Michigan House and Senate pass $15.2 billion School Aid Budget Bill

LANSING — The Budget for the State of Michigan has been a huge topic for all Michiganders with the budget deadline coming up at the beginning of October.

Although the official budget has not been set in stone, the House and Senate were able to pass a $15.2 billion School Aid Budget Bill. The House passed the measure on a 91-18 vote with all the Republicans and 34 Democrats voting for the budget and 18 Democrats opposing the bill. This budget bill will increase per-pupil allowance which will be $120 to $240.

There will also be $30 million more to reimburse schools for special education costs.

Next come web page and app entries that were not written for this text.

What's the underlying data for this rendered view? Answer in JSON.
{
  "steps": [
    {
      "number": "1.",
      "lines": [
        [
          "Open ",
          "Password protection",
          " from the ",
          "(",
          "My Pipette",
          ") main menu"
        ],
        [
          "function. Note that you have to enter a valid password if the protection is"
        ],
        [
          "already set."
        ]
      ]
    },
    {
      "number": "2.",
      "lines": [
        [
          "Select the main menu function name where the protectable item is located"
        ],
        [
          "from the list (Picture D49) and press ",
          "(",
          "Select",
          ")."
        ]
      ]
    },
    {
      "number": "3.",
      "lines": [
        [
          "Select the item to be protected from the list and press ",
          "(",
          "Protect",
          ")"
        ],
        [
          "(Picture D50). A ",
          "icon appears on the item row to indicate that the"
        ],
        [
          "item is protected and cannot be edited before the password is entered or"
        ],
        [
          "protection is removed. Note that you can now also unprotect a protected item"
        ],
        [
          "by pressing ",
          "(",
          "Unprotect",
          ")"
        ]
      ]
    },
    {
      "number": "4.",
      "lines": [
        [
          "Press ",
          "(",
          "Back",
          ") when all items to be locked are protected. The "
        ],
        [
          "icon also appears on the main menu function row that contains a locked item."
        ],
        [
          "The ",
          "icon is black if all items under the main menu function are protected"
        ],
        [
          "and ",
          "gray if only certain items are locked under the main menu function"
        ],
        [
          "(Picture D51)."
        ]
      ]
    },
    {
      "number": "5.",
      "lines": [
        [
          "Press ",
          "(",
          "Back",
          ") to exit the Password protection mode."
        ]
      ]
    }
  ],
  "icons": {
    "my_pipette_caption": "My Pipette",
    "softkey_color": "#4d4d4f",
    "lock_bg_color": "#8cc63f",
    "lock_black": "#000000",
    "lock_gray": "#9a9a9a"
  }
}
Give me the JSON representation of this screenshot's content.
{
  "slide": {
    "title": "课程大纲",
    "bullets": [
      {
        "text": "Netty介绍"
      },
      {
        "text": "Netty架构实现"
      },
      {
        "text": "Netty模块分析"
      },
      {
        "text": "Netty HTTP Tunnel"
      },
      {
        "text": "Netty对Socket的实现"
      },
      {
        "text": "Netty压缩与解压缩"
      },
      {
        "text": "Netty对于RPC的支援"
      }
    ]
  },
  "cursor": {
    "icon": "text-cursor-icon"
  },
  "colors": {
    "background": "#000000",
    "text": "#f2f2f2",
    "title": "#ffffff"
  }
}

“So we in Michigan have a couple different things that we do with education,” explained State Representative Beau LaFave, (R) 108th District. “Part of what we have been doing over the last couple of years is decreasing the disparity between the funding between per-pupil in rich schools vs. not rich schools. So we have been doing what is called a ‘2X Formula,’ where the richest schools get, in this budget, $120 per-pupil increase. While those that don’t get as many per-pupils will get that twice of an increase of $240. This means that all of the schools in the 108th District will be getting the $240 per-pupils increase.”

The bill passed through the Senate on a 21-17 vote with all the Democrats and Republican Senator Tom Barrett, opposing the bill and the rest of the Republicans in support of it.

With a bill that is providing a large increase to funding education and special education costs it was surprising to some representatives on why the Senate Democrats were not in support of the bill. Although representative Beau LaFave believes that the Senate Democrats were not in agreement with this bill due to other reasons.

“Their public statement was it wasn’t enough, while their real reasoning is that the Gov. Gretchen Whitmer doesn’t want to sign it without a .45 Cent Gas Tax increase. She is holding the school children and the teacher’s hostage for a massive tax increase.”

Some House Democrats, even ones that voted for the bill, do have doubts that it was the most efficient plan that it could have been. In a press release State Representative Sara Cambensy issued the following statement.

“Without a serious revenue discussion between the governor and House and Senate leadership this year, our K-12 education budget could be a whole lot better, but it also could be a whole lot worse. An additional $240 per student is a step in the right direction. But even with the increase, Michigan is still in the bottom half of school funding per state in the nation.”

“As a consumer, you get what you pay for. The same can be said about our schools. Without the means to invest in 21st-century learning opportunities and technology for future generations of Michiganders, our kids and grandkids will lose. Our long-term economic outlook depends on what the Legislature does today. We cannot keep underfunding our public schools and expect to have a competitive economy in our future.”

ABC 10 will continue to update this story as more information becomes available.